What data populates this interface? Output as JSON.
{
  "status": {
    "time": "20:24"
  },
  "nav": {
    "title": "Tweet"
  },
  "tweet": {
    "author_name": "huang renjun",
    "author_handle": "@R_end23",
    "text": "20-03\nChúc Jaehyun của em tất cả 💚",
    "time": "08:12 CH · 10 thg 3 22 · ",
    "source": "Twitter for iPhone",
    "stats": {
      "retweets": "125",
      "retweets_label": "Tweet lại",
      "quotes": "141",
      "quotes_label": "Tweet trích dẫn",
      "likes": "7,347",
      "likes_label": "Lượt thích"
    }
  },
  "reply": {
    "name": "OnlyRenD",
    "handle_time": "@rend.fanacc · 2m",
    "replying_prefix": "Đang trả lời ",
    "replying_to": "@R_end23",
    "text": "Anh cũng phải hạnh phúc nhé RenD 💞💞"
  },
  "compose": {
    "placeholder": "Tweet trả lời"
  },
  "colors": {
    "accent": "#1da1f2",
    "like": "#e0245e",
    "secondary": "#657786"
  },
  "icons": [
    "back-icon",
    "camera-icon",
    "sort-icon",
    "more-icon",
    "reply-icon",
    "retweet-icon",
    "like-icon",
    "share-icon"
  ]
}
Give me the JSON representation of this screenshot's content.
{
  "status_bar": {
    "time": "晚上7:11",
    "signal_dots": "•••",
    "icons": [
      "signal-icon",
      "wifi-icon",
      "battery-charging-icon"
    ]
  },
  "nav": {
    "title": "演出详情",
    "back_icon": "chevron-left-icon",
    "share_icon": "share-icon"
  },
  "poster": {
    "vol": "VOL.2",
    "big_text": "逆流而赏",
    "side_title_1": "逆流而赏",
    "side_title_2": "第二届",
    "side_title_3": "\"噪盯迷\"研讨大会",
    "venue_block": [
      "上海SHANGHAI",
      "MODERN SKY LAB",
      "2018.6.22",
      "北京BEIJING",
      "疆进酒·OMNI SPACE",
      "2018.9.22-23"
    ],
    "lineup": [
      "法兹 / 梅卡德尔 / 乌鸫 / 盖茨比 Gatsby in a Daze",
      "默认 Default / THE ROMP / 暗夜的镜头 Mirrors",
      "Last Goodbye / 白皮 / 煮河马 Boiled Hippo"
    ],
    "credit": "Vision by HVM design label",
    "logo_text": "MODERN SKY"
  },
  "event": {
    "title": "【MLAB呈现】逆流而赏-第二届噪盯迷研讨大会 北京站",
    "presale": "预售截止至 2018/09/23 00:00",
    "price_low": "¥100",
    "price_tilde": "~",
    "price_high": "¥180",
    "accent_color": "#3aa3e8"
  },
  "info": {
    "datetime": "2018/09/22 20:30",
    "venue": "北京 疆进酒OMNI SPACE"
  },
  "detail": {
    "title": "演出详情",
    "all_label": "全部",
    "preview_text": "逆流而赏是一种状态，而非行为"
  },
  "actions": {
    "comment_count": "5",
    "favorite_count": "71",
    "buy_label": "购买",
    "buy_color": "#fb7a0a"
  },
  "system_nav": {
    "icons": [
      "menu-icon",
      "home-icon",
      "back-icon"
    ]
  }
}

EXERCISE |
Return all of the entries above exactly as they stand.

YOUR SOLUTION |
What data populates this interface? Output as JSON.
{
  "status": {
    "time": "20:24"
  },
  "nav": {
    "title": "Tweet"
  },
  "tweet": {
    "author_name": "huang renjun",
    "author_handle": "@R_end23",
    "text": "20-03\nChúc Jaehyun của em tất cả 💚",
    "time": "08:12 CH · 10 thg 3 22 · ",
    "source": "Twitter for iPhone",
    "stats": {
      "retweets": "125",
      "retweets_label": "Tweet lại",
      "quotes": "141",
      "quotes_label": "Tweet trích dẫn",
      "likes": "7,347",
      "likes_label": "Lượt thích"
    }
  },
  "reply": {
    "name": "OnlyRenD",
    "handle_time": "@rend.fanacc · 2m",
    "replying_prefix": "Đang trả lời ",
    "replying_to": "@R_end23",
    "text": "Anh cũng phải hạnh phúc nhé RenD 💞💞"
  },
  "compose": {
    "placeholder": "Tweet trả lời"
  },
  "colors": {
    "accent": "#1da1f2",
    "like": "#e0245e",
    "secondary": "#657786"
  },
  "icons": [
    "back-icon",
    "camera-icon",
    "sort-icon",
    "more-icon",
    "reply-icon",
    "retweet-icon",
    "like-icon",
    "share-icon"
  ]
}
Give me the JSON representation of this screenshot's content.
{
  "status_bar": {
    "time": "晚上7:11",
    "signal_dots": "•••",
    "icons": [
      "signal-icon",
      "wifi-icon",
      "battery-charging-icon"
    ]
  },
  "nav": {
    "title": "演出详情",
    "back_icon": "chevron-left-icon",
    "share_icon": "share-icon"
  },
  "poster": {
    "vol": "VOL.2",
    "big_text": "逆流而赏",
    "side_title_1": "逆流而赏",
    "side_title_2": "第二届",
    "side_title_3": "\"噪盯迷\"研讨大会",
    "venue_block": [
      "上海SHANGHAI",
      "MODERN SKY LAB",
      "2018.6.22",
      "北京BEIJING",
      "疆进酒·OMNI SPACE",
      "2018.9.22-23"
    ],
    "lineup": [
      "法兹 / 梅卡德尔 / 乌鸫 / 盖茨比 Gatsby in a Daze",
      "默认 Default / THE ROMP / 暗夜的镜头 Mirrors",
      "Last Goodbye / 白皮 / 煮河马 Boiled Hippo"
    ],
    "credit": "Vision by HVM design label",
    "logo_text": "MODERN SKY"
  },
  "event": {
    "title": "【MLAB呈现】逆流而赏-第二届噪盯迷研讨大会 北京站",
    "presale": "预售截止至 2018/09/23 00:00",
    "price_low": "¥100",
    "price_tilde": "~",
    "price_high": "¥180",
    "accent_color": "#3aa3e8"
  },
  "info": {
    "datetime": "2018/09/22 20:30",
    "venue": "北京 疆进酒OMNI SPACE"
  },
  "detail": {
    "title": "演出详情",
    "all_label": "全部",
    "preview_text": "逆流而赏是一种状态，而非行为"
  },
  "actions": {
    "comment_count": "5",
    "favorite_count": "71",
    "buy_label": "购买",
    "buy_color": "#fb7a0a"
  },
  "system_nav": {
    "icons": [
      "menu-icon",
      "home-icon",
      "back-icon"
    ]
  }
}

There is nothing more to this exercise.